Element data from apps and pages
------------------------------------

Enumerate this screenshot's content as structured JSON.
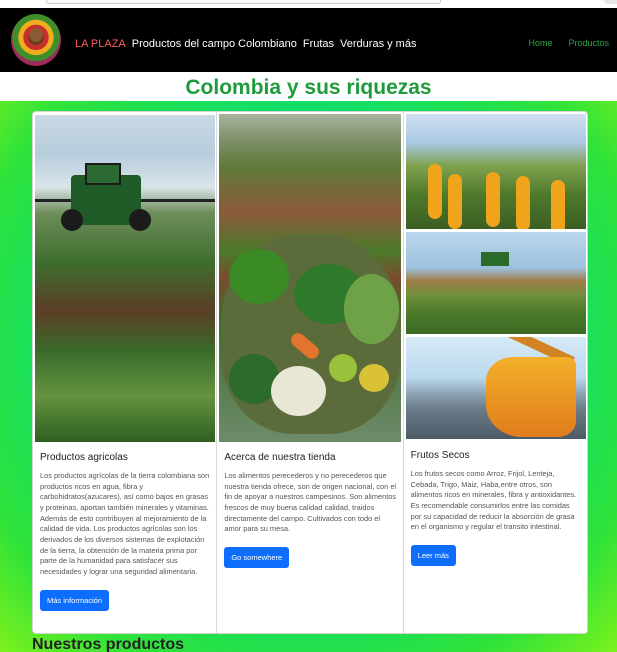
{
  "navbar": {
    "brand": "LA PLAZA",
    "links": [
      "Productos del campo Colombiano",
      "Frutas",
      "Verduras y más"
    ],
    "right_links": [
      "Home",
      "Productos"
    ],
    "colors": {
      "background": "#000000",
      "brand": "#ff5b5b",
      "links": "#ffffff",
      "right_links": "#28a745"
    }
  },
  "page": {
    "title": "Colombia y sus riquezas",
    "title_color": "#1f9b3d"
  },
  "cards": [
    {
      "title": "Productos agricolas",
      "text": "Los productos agrícolas de la tierra colombiana son productos ricos en agua, fibra y carbohidratos(azucares), así como bajos en grasas y proteinas, aportan también minerales y vitaminas. Además de esto contribuyen al mejoramiento de la calidad de vida. Los productos agrícolas son los derivados de los diversos sistemas de explotación de la tierra, la obtención de la materia prima por parte de la humanidad para satisfacer sus necesidades y lograr una seguridad alimentaria.",
      "button": "Más información"
    },
    {
      "title": "Acerca de nuestra tienda",
      "text": "Los alimentos perecederos y no perecederos que nuestra tienda ofrece, son de origen nacional, con el fin de apoyar a nuestros campesinos. Son alimentos frescos de muy buena calidad calidad, traidos directamente del campo. Cultivados con todo el amor para su mesa.",
      "button": "Go somewhere"
    },
    {
      "title": "Frutos Secos",
      "text": "Los frutos secos como Arroz, Frijol, Lenteja, Cebada, Trigo, Maiz, Haba,entre otros, son alimentos ricos en minerales, fibra y antioxidantes. Es recomendable consumirlos entre las comidas por su capacidad de reducir la absorción de grasa en el organismo y regular el transito intestinal.",
      "button": "Leer más"
    }
  ],
  "section": {
    "products_title": "Nuestros productos"
  },
  "button_color": "#0d6efd"
}
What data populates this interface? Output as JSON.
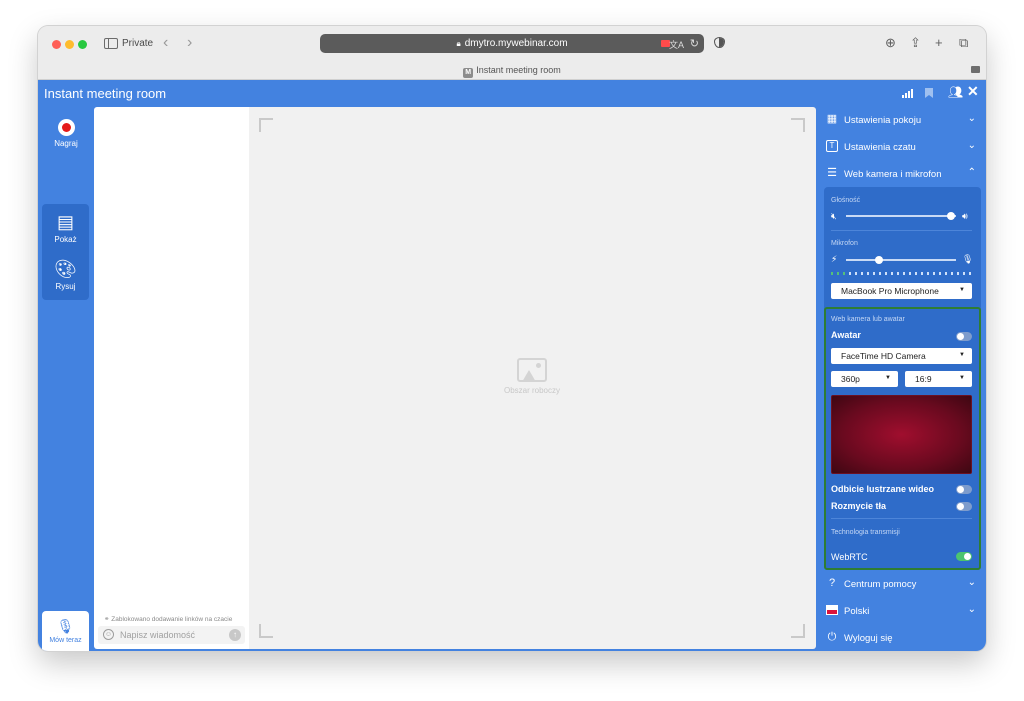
{
  "browser": {
    "mode_label": "Private",
    "url": "dmytro.mywebinar.com",
    "tab_title": "Instant meeting room",
    "tab_favicon_letter": "M",
    "toolbar_icons": [
      "sidebar-icon",
      "back-icon",
      "forward-icon",
      "lock-icon",
      "camera-indicator-icon",
      "translate-icon",
      "reload-icon",
      "shield-icon",
      "download-icon",
      "share-icon",
      "plus-icon",
      "tabs-icon"
    ]
  },
  "app": {
    "title": "Instant meeting room",
    "header_icons": [
      "signal-icon",
      "bookmark-icon",
      "people-icon",
      "close-icon"
    ]
  },
  "left_rail": {
    "record_label": "Nagraj",
    "tools": [
      {
        "icon": "presentation-icon",
        "label": "Pokaż"
      },
      {
        "icon": "palette-icon",
        "label": "Rysuj"
      }
    ],
    "speak_label": "Mów teraz"
  },
  "chat": {
    "notice": "Zablokowano dodawanie linków na czacie",
    "placeholder": "Napisz wiadomość"
  },
  "workspace": {
    "placeholder_label": "Obszar roboczy"
  },
  "panel": {
    "room_settings": "Ustawienia pokoju",
    "chat_settings": "Ustawienia czatu",
    "webcam_mic": "Web kamera i mikrofon",
    "volume_label": "Głośność",
    "volume_level": 0.95,
    "mic_label": "Mikrofon",
    "mic_level": 0.3,
    "mic_device": "MacBook Pro Microphone",
    "webcam_section": "Web kamera lub awatar",
    "avatar_label": "Awatar",
    "avatar_on": false,
    "camera_device": "FaceTime HD Camera",
    "resolution": "360p",
    "aspect": "16:9",
    "mirror_label": "Odbicie lustrzane wideo",
    "mirror_on": false,
    "blur_label": "Rozmycie tła",
    "blur_on": false,
    "tech_section": "Technologia transmisji",
    "webrtc_label": "WebRTC",
    "webrtc_on": true,
    "help_center": "Centrum pomocy",
    "language": "Polski",
    "logout": "Wyloguj się"
  }
}
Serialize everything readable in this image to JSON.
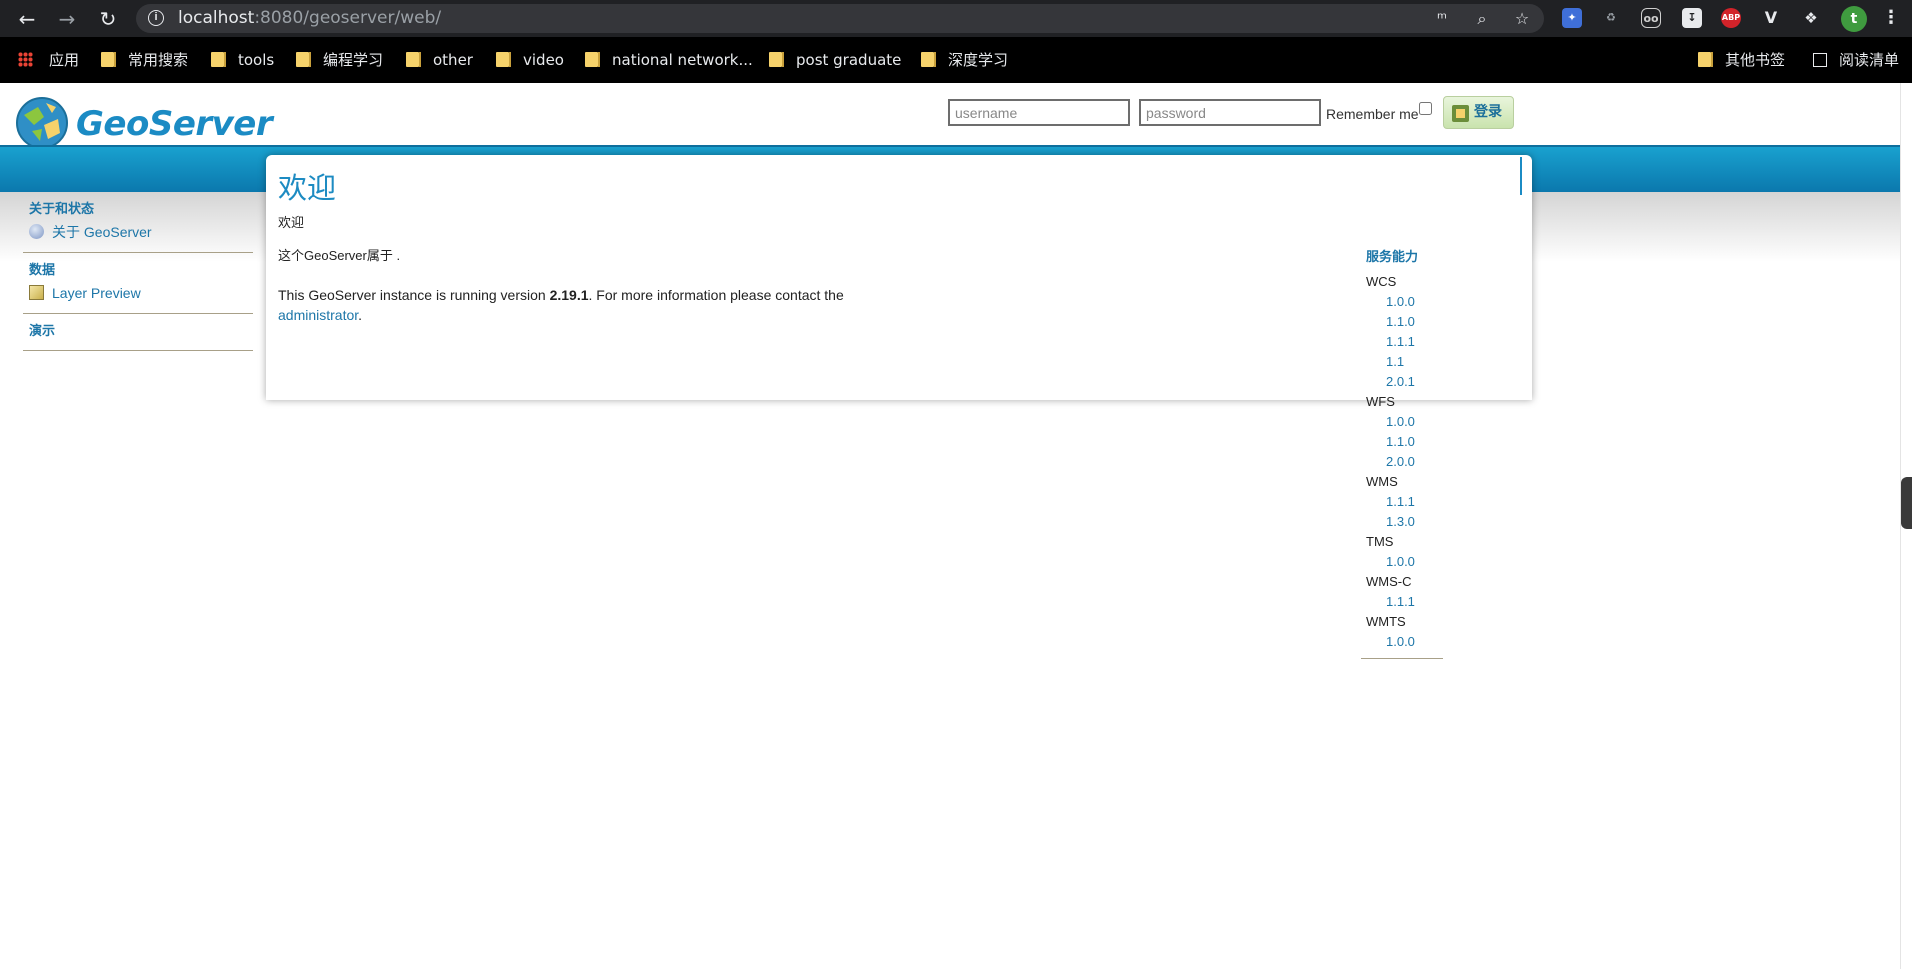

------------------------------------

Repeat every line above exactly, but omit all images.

SOLUTION TO THE EXERCISE:
Enumerate this screenshot's content as structured JSON.
{
  "navbar": {
    "brand": "LA PLAZA",
    "links": [
      "Productos del campo Colombiano",
      "Frutas",
      "Verduras y más"
    ],
    "right_links": [
      "Home",
      "Productos"
    ],
    "colors": {
      "background": "#000000",
      "brand": "#ff5b5b",
      "links": "#ffffff",
      "right_links": "#28a745"
    }
  },
  "page": {
    "title": "Colombia y sus riquezas",
    "title_color": "#1f9b3d"
  },
  "cards": [
    {
      "title": "Productos agricolas",
      "text": "Los productos agrícolas de la tierra colombiana son productos ricos en agua, fibra y carbohidratos(azucares), así como bajos en grasas y proteinas, aportan también minerales y vitaminas. Además de esto contribuyen al mejoramiento de la calidad de vida. Los productos agrícolas son los derivados de los diversos sistemas de explotación de la tierra, la obtención de la materia prima por parte de la humanidad para satisfacer sus necesidades y lograr una seguridad alimentaria.",
      "button": "Más información"
    },
    {
      "title": "Acerca de nuestra tienda",
      "text": "Los alimentos perecederos y no perecederos que nuestra tienda ofrece, son de origen nacional, con el fin de apoyar a nuestros campesinos. Son alimentos frescos de muy buena calidad calidad, traidos directamente del campo. Cultivados con todo el amor para su mesa.",
      "button": "Go somewhere"
    },
    {
      "title": "Frutos Secos",
      "text": "Los frutos secos como Arroz, Frijol, Lenteja, Cebada, Trigo, Maiz, Haba,entre otros, son alimentos ricos en minerales, fibra y antioxidantes. Es recomendable consumirlos entre las comidas por su capacidad de reducir la absorción de grasa en el organismo y regular el transito intestinal.",
      "button": "Leer más"
    }
  ],
  "section": {
    "products_title": "Nuestros productos"
  },
  "button_color": "#0d6efd"
}
What data populates this interface? Output as JSON.
{
  "browser": {
    "mode_label": "Private",
    "url": "dmytro.mywebinar.com",
    "tab_title": "Instant meeting room",
    "tab_favicon_letter": "M",
    "toolbar_icons": [
      "sidebar-icon",
      "back-icon",
      "forward-icon",
      "lock-icon",
      "camera-indicator-icon",
      "translate-icon",
      "reload-icon",
      "shield-icon",
      "download-icon",
      "share-icon",
      "plus-icon",
      "tabs-icon"
    ]
  },
  "app": {
    "title": "Instant meeting room",
    "header_icons": [
      "signal-icon",
      "bookmark-icon",
      "people-icon",
      "close-icon"
    ]
  },
  "left_rail": {
    "record_label": "Nagraj",
    "tools": [
      {
        "icon": "presentation-icon",
        "label": "Pokaż"
      },
      {
        "icon": "palette-icon",
        "label": "Rysuj"
      }
    ],
    "speak_label": "Mów teraz"
  },
  "chat": {
    "notice": "Zablokowano dodawanie linków na czacie",
    "placeholder": "Napisz wiadomość"
  },
  "workspace": {
    "placeholder_label": "Obszar roboczy"
  },
  "panel": {
    "room_settings": "Ustawienia pokoju",
    "chat_settings": "Ustawienia czatu",
    "webcam_mic": "Web kamera i mikrofon",
    "volume_label": "Głośność",
    "volume_level": 0.95,
    "mic_label": "Mikrofon",
    "mic_level": 0.3,
    "mic_device": "MacBook Pro Microphone",
    "webcam_section": "Web kamera lub awatar",
    "avatar_label": "Awatar",
    "avatar_on": false,
    "camera_device": "FaceTime HD Camera",
    "resolution": "360p",
    "aspect": "16:9",
    "mirror_label": "Odbicie lustrzane wideo",
    "mirror_on": false,
    "blur_label": "Rozmycie tła",
    "blur_on": false,
    "tech_section": "Technologia transmisji",
    "webrtc_label": "WebRTC",
    "webrtc_on": true,
    "help_center": "Centrum pomocy",
    "language": "Polski",
    "logout": "Wyloguj się"
  }
}
Serialize everything readable in this image to JSON.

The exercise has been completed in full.